━━━━━ DATA EXTRACTS
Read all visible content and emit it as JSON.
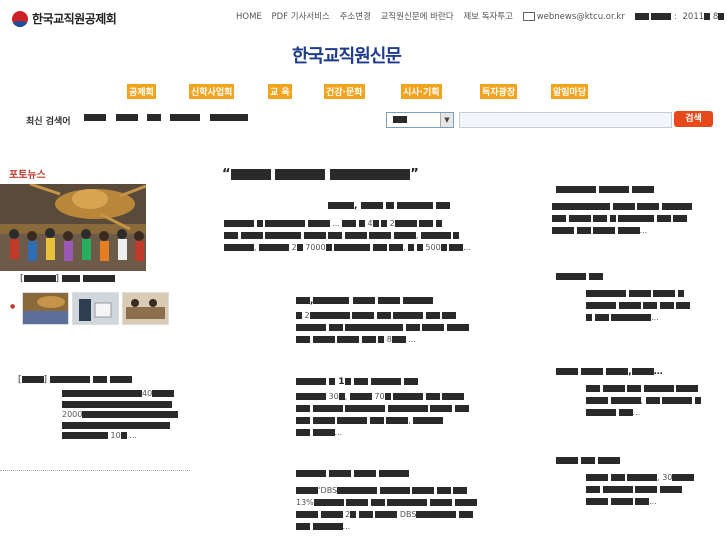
{
  "header": {
    "logo_text": "한국교직원공제회",
    "nav": [
      {
        "label": "HOME"
      },
      {
        "label": "PDF 기사서비스"
      },
      {
        "label": "주소변경"
      },
      {
        "label": "교직원신문에 바란다"
      },
      {
        "label": "제보 독자투고"
      },
      {
        "label": "webnews@ktcu.or.kr"
      }
    ],
    "date_year": "2011",
    "date_m": "8",
    "date_d": "8"
  },
  "masthead": "한국교직원신문",
  "categories": [
    "공제회",
    "신학사업회",
    "교 육",
    "건강·문화",
    "시사·기획",
    "독자광장",
    "알림마당"
  ],
  "search": {
    "label": "최신 검색어",
    "button": "검색"
  },
  "photo_news": {
    "title": "포토뉴스"
  },
  "left_note": {
    "num1": "40",
    "num2": "2000",
    "num3": "10"
  },
  "center": {
    "lead_nums": [
      "4",
      "2",
      "2",
      "7000",
      "500"
    ],
    "story2_num": "2",
    "story2_num2": "8",
    "story3_num": "1",
    "story3_num2": "30",
    "story3_num3": "70",
    "story4_tag": "DBS",
    "story4_pct": "13%",
    "story4_num": "2",
    "story4_tag2": "DBS"
  },
  "right": {
    "num": "30"
  }
}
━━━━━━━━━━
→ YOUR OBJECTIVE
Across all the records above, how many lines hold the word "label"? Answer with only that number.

→ ANSWER TO THIS EXERCISE
7